Investigators discovered over 100 images of suspected child sexual abuse material on Wood's phone, including depictions of infants being raped. The phone also contained web searches for child pornography and visits to suspected child pornography websites. Forensic analysis revealed that Wood had been frequently wiping his phone, making it difficult to determine the full extent of his involvement with child pornography.

During the sentencing hearing, Wood referred to himself as a "computer criminal" who is "worthy of prison" and admitted to having a "perversity within me." He asked to be sent to a prison where he can be treated for "sexual immorality and alcoholism." U.S. District Judge Stephen R. Bough, who handed down the sentence, stated, "The nature and circumstances of this offense, it is wrong. It is perverse."

This is not Wood's first offense related to child sexual abuse material. According to the Missouri Highway Patrol Sex Offender Registry, he was previously convicted of similar charges in 2018. Wood is also currently charged in district court with the class E felony of first-degree harassment for allegedly making threats to the Greene County Sheriff's Office employee. A plea hearing for that charge is scheduled for May 21, 2024.

Joshua E. Wood's case highlights the serious consequences for individuals involved in receiving and distributing child sexual abuse material. With a prior conviction and new charges pending, Wood faces a lengthy prison sentence and extended supervision upon release. The case also underscores the importance of law enforcement efforts to investigate and prosecute crimes related to the exploitation of children.

Key Takeaways

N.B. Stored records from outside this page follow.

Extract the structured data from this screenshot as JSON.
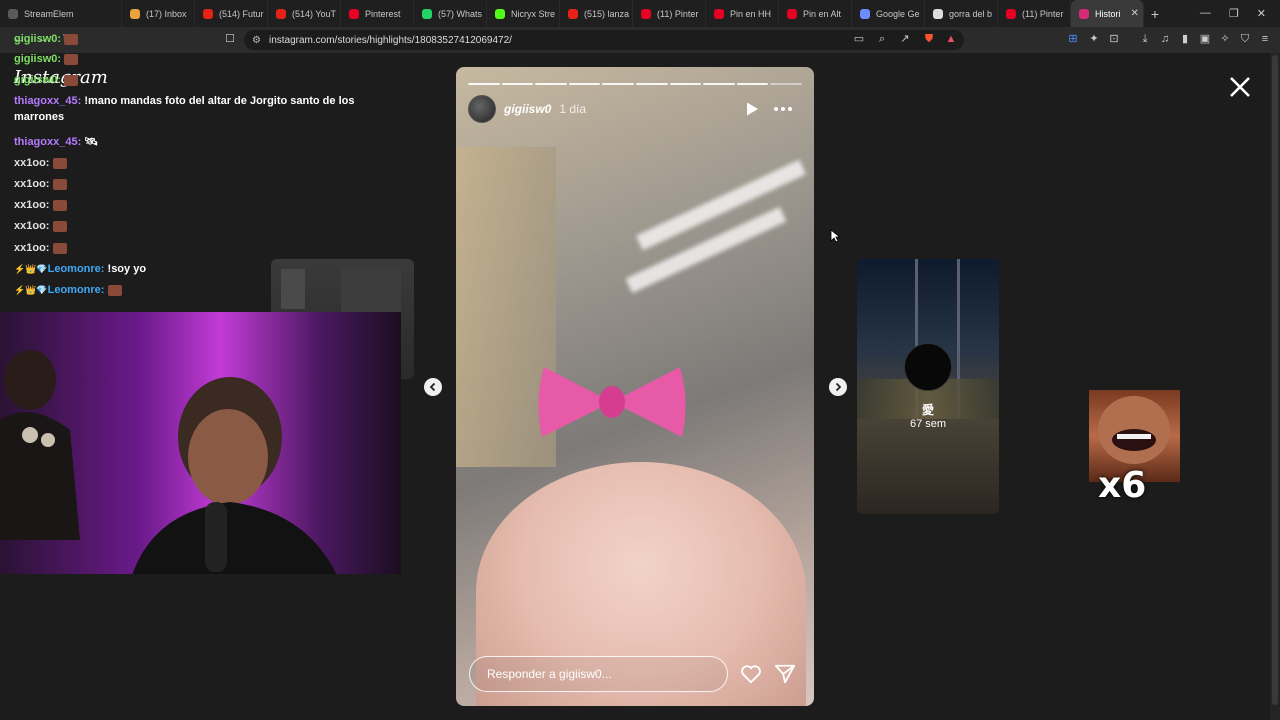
{
  "browser": {
    "tabs": [
      {
        "label": "StreamElem",
        "color": "#5a5a5a"
      },
      {
        "label": "(17) Inbox",
        "color": "#e8a33c"
      },
      {
        "label": "(514) Futur",
        "color": "#e62117"
      },
      {
        "label": "(514) YouT",
        "color": "#e62117"
      },
      {
        "label": "Pinterest",
        "color": "#e60023"
      },
      {
        "label": "(57) Whats",
        "color": "#25d366"
      },
      {
        "label": "Nicryx Stre",
        "color": "#53fc18"
      },
      {
        "label": "(515) lanza",
        "color": "#e62117"
      },
      {
        "label": "(11) Pinter",
        "color": "#e60023"
      },
      {
        "label": "Pin en HH",
        "color": "#e60023"
      },
      {
        "label": "Pin en Alt",
        "color": "#e60023"
      },
      {
        "label": "Google Ge",
        "color": "#6f8cff"
      },
      {
        "label": "gorra del b",
        "color": "#dddddd"
      },
      {
        "label": "(11) Pinter",
        "color": "#e60023"
      },
      {
        "label": "Histori",
        "color": "#d62976"
      }
    ],
    "url": "instagram.com/stories/highlights/18083527412069472/"
  },
  "chat": {
    "messages": [
      {
        "user": "gigiisw0:",
        "text": "",
        "color": "#7ddf64"
      },
      {
        "user": "gigiisw0:",
        "text": "",
        "color": "#7ddf64"
      },
      {
        "user": "gigiisw0:",
        "text": "",
        "color": "#7ddf64"
      },
      {
        "user": "thiagoxx_45:",
        "text": "!mano mandas foto del altar de Jorgito santo de los marrones",
        "color": "#b57bff"
      },
      {
        "user": "thiagoxx_45:",
        "text": "🛰",
        "color": "#b57bff"
      },
      {
        "user": "xx1oo:",
        "text": "",
        "color": "#e0e0e0"
      },
      {
        "user": "xx1oo:",
        "text": "",
        "color": "#e0e0e0"
      },
      {
        "user": "xx1oo:",
        "text": "",
        "color": "#e0e0e0"
      },
      {
        "user": "xx1oo:",
        "text": "",
        "color": "#e0e0e0"
      },
      {
        "user": "xx1oo:",
        "text": "",
        "color": "#e0e0e0"
      },
      {
        "user": "Leomonre:",
        "text": "!soy yo",
        "color": "#3fa9f5"
      },
      {
        "user": "Leomonre:",
        "text": "",
        "color": "#3fa9f5"
      }
    ]
  },
  "page": {
    "logo": "Instagram"
  },
  "story": {
    "username": "gigiisw0",
    "time": "1 día",
    "reply_placeholder": "Responder a gigiisw0...",
    "segments_total": 10,
    "segments_filled": 9
  },
  "preview_next": {
    "name": "愛",
    "time": "67 sem"
  },
  "emote_overlay": {
    "count": "x6"
  }
}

  • Joshua Wood, 46, sentenced to 15 years in federal prison for child pornography.
  • Wood pleaded guilty to receiving and distributing child sexual abuse material.
  • Over 100 images of child sexual abuse material found on his phone, including infant rape.
  • Wood has a prior conviction for similar charges in 2018 and new charges pending.
  • He will serve 10 years of supervised release after his incarceration.